── Input material ──

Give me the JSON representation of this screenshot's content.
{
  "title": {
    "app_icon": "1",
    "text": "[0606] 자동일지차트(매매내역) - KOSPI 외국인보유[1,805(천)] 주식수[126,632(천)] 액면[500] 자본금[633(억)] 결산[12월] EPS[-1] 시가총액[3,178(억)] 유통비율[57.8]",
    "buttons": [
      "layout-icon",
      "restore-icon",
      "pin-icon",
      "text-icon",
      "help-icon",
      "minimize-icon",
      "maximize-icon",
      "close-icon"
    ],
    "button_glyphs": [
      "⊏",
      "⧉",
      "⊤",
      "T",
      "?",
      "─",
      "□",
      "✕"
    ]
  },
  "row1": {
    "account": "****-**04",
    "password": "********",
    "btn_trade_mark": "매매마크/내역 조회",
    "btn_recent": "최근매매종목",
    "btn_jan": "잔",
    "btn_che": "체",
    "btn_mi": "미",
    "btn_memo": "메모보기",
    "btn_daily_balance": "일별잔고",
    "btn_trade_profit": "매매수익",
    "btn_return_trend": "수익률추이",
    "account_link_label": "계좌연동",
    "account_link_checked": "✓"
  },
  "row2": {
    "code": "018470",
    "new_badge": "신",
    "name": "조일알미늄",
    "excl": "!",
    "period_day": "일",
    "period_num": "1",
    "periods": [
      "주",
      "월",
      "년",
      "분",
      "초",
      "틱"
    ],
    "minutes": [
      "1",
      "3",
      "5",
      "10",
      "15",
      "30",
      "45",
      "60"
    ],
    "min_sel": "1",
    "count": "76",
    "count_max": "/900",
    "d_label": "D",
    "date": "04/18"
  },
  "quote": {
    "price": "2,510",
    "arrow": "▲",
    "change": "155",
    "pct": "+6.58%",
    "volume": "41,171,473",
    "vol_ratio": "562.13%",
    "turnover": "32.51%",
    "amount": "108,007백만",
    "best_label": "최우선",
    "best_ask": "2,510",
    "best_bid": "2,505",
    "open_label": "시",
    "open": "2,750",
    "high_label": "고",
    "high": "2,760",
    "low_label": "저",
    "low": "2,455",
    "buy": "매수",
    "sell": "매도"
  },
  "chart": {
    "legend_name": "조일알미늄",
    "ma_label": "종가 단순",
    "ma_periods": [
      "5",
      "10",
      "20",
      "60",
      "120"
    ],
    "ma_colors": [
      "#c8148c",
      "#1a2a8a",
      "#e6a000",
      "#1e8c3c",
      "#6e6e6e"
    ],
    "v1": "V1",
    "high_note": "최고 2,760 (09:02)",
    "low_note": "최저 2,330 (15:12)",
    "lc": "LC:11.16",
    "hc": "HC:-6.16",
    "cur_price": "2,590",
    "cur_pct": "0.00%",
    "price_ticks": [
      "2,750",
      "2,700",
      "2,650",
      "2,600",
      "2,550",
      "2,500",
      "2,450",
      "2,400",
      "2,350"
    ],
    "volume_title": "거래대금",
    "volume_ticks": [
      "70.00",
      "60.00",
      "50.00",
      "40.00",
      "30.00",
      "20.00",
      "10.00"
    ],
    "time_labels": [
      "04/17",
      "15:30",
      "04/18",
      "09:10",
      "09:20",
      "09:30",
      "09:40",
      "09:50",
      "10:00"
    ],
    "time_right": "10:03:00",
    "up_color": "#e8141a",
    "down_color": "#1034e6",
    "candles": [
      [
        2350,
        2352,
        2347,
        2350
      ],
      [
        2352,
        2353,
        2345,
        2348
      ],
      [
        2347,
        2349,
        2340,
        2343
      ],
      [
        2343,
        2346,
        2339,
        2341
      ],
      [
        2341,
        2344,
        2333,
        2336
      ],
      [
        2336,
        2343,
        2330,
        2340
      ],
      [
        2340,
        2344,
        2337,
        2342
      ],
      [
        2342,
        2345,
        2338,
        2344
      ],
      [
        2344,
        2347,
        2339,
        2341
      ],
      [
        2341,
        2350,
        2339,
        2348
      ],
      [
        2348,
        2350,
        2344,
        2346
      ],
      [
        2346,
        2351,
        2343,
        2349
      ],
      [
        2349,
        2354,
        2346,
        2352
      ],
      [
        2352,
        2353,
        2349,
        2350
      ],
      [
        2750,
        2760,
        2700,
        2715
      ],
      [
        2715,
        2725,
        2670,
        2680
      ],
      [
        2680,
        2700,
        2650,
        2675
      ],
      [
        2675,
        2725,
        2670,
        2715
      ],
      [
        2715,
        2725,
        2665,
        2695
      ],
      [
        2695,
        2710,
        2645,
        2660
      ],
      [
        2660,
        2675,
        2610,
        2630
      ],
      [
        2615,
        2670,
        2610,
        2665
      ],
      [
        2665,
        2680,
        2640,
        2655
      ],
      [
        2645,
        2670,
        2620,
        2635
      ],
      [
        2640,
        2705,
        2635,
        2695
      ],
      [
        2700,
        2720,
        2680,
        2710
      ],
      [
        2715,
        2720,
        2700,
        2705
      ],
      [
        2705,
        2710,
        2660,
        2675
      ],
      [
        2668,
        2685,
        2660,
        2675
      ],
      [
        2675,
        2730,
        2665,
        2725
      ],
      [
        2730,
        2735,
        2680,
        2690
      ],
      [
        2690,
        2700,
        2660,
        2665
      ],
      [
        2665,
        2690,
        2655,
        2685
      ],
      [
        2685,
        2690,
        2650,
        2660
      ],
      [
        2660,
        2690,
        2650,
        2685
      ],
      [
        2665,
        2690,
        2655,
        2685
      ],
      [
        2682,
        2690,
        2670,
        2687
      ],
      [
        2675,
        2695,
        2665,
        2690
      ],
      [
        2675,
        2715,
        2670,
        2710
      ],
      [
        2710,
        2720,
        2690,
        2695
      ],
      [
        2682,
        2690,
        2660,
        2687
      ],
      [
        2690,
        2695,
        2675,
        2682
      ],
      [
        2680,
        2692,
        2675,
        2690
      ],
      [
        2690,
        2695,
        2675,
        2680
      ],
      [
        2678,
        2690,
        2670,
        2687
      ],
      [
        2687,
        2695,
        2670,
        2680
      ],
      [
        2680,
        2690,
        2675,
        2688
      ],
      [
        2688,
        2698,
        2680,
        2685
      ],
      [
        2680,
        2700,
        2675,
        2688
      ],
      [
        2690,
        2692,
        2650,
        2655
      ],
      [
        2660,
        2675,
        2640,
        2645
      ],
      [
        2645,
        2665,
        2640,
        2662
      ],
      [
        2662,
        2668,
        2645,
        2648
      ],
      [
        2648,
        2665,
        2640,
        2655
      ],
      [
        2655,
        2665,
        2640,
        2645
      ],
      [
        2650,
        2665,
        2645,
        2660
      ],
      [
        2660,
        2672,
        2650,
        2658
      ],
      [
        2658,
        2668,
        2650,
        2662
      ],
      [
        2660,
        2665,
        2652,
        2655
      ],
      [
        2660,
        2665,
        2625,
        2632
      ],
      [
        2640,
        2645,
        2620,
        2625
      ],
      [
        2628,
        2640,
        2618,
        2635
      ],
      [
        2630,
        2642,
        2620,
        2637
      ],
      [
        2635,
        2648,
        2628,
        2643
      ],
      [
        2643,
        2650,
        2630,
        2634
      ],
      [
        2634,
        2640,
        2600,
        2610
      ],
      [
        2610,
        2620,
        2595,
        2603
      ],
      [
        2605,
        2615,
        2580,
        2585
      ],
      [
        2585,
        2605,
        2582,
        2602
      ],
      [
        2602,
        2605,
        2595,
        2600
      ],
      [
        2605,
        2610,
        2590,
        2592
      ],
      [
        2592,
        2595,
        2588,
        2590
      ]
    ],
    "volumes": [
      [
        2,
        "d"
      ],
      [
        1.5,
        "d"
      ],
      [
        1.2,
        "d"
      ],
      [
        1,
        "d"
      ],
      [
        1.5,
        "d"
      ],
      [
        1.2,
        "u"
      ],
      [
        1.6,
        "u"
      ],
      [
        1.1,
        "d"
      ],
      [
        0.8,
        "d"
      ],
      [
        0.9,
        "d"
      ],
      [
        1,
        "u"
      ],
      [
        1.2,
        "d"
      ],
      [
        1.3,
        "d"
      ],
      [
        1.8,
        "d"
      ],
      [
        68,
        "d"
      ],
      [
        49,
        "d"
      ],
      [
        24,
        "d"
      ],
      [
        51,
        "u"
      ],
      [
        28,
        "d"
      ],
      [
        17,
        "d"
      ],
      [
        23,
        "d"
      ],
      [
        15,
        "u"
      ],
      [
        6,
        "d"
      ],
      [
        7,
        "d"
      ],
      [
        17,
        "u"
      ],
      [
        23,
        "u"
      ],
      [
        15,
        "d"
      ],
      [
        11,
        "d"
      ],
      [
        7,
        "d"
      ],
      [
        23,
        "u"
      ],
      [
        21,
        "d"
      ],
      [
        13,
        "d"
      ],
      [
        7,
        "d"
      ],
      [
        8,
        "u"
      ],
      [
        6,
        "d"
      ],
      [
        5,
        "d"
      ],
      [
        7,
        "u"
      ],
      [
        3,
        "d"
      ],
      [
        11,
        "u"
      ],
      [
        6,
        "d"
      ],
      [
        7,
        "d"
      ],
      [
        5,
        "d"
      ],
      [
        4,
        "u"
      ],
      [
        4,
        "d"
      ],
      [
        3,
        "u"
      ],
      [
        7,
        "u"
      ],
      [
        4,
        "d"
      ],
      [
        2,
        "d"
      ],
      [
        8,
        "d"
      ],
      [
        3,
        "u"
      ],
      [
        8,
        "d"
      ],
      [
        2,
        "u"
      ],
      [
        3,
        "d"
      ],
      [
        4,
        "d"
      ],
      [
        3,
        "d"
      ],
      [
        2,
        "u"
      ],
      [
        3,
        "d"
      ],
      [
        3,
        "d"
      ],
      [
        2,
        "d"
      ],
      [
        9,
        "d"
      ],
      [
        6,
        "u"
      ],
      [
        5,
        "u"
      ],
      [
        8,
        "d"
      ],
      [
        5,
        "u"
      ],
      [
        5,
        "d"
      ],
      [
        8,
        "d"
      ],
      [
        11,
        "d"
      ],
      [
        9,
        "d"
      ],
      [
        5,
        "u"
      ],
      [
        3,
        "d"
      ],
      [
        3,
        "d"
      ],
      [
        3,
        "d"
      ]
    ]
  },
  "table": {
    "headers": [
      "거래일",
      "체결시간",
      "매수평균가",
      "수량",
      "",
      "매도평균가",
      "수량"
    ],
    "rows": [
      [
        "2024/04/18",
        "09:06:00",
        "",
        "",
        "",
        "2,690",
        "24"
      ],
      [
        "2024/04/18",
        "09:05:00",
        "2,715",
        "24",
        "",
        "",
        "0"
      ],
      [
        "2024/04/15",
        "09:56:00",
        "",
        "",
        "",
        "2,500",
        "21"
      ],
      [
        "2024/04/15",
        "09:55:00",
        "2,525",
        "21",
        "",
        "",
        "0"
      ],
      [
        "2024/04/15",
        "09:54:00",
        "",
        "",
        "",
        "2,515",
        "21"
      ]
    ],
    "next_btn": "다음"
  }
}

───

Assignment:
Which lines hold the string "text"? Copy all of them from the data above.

Result of the exercise:
    "text": "[0606] 자동일지차트(매매내역) - KOSPI 외국인보유[1,805(천)] 주식수[126,632(천)] 액면[500] 자본금[633(억)] 결산[12월] EPS[-1] 시가총액[3,178(억)] 유통비율[57.8]",
      "text-icon",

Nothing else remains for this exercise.